Problem to work on: The answer should be each line of the records that contains the word "true"; please copy them all.

═══ Given data ═══

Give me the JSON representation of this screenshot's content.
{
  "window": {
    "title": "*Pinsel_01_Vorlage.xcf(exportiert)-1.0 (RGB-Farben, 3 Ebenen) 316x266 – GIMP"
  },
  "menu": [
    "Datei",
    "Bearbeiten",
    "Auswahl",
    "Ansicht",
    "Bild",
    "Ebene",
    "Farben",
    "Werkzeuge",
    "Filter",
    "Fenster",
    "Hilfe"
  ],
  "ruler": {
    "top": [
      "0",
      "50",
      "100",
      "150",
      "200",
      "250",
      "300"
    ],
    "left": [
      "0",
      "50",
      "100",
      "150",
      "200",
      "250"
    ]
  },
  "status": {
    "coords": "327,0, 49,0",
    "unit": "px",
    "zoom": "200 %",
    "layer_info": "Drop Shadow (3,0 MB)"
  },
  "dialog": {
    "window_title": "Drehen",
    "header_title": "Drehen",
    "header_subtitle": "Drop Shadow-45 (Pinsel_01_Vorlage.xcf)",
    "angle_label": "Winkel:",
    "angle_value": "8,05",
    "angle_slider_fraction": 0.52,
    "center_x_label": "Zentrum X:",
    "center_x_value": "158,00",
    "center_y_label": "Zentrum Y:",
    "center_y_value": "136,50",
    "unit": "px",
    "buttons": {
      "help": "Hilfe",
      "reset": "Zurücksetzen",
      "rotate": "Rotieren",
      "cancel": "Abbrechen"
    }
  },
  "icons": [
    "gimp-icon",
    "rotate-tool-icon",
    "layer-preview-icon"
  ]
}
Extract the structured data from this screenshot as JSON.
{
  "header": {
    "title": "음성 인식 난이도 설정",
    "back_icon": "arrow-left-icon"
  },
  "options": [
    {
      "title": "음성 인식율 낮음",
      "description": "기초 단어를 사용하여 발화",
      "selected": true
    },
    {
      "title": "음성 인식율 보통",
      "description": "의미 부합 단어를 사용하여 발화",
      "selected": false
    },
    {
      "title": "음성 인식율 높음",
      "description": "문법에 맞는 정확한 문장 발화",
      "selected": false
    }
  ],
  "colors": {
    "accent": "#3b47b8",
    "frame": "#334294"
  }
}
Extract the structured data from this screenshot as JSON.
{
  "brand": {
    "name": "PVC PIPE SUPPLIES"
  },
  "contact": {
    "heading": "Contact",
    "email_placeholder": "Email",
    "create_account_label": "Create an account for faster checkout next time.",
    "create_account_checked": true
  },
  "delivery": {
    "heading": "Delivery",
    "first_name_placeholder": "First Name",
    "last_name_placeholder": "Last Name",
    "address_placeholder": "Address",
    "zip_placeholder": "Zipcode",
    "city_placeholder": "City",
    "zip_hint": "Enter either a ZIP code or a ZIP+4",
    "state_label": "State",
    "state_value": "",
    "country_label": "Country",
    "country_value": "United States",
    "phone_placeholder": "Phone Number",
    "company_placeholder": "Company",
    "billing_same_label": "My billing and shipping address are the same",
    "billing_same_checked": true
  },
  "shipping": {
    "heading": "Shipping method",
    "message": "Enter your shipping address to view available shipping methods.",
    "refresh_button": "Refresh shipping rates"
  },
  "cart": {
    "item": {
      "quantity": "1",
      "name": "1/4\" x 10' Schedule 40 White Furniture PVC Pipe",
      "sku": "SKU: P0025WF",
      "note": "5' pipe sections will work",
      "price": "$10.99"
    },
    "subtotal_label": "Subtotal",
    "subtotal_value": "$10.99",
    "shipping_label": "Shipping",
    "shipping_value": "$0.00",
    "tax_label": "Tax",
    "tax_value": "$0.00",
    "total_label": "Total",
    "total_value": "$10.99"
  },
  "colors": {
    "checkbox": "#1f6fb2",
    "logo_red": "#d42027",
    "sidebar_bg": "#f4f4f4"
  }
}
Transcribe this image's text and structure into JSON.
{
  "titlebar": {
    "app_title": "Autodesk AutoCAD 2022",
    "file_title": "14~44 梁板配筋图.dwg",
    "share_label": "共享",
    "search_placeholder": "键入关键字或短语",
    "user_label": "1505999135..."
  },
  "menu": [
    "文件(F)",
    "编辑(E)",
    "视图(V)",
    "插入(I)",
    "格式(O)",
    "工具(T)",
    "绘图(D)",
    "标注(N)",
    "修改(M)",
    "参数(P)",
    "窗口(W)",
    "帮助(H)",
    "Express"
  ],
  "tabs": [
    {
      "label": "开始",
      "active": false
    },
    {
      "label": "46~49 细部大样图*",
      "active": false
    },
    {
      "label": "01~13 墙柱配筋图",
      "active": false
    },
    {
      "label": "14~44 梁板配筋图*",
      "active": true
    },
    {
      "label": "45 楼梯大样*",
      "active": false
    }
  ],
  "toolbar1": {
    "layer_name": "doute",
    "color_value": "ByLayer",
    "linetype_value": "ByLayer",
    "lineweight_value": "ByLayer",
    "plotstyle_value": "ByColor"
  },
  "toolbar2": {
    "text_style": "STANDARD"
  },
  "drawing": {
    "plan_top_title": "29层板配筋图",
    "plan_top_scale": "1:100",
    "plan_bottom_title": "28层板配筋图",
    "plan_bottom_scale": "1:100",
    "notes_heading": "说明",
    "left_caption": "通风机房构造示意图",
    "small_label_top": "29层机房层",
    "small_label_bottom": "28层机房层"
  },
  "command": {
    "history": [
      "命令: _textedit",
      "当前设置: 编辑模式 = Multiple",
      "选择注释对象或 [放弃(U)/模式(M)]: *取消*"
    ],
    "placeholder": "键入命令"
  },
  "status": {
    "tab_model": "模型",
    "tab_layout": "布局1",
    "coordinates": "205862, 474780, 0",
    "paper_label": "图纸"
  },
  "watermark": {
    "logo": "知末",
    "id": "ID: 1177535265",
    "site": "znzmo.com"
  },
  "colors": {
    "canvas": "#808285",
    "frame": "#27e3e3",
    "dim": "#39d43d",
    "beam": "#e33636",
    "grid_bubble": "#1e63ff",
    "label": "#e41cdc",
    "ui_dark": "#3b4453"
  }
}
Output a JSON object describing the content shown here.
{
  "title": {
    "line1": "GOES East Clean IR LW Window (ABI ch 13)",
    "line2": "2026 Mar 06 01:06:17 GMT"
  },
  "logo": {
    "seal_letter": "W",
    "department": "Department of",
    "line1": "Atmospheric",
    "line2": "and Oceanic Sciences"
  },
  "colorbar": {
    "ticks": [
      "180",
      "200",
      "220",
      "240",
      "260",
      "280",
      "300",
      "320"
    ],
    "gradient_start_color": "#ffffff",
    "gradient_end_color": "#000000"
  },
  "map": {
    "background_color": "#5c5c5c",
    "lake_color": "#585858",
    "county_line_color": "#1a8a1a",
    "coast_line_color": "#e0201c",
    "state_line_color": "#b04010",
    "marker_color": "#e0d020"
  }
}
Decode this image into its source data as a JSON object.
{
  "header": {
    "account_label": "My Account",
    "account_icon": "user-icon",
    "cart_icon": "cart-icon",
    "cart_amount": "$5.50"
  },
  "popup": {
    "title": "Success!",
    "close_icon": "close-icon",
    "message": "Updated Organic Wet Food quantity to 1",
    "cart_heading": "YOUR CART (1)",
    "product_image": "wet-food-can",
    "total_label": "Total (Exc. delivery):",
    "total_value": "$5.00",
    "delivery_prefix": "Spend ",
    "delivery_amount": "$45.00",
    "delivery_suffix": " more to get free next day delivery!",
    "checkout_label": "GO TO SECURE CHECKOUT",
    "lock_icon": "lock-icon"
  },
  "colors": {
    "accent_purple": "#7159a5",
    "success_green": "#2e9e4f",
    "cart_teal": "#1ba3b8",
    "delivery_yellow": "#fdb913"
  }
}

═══

Exercise response:
      "selected": true
    "create_account_checked": true
    "billing_same_checked": true
      "active": true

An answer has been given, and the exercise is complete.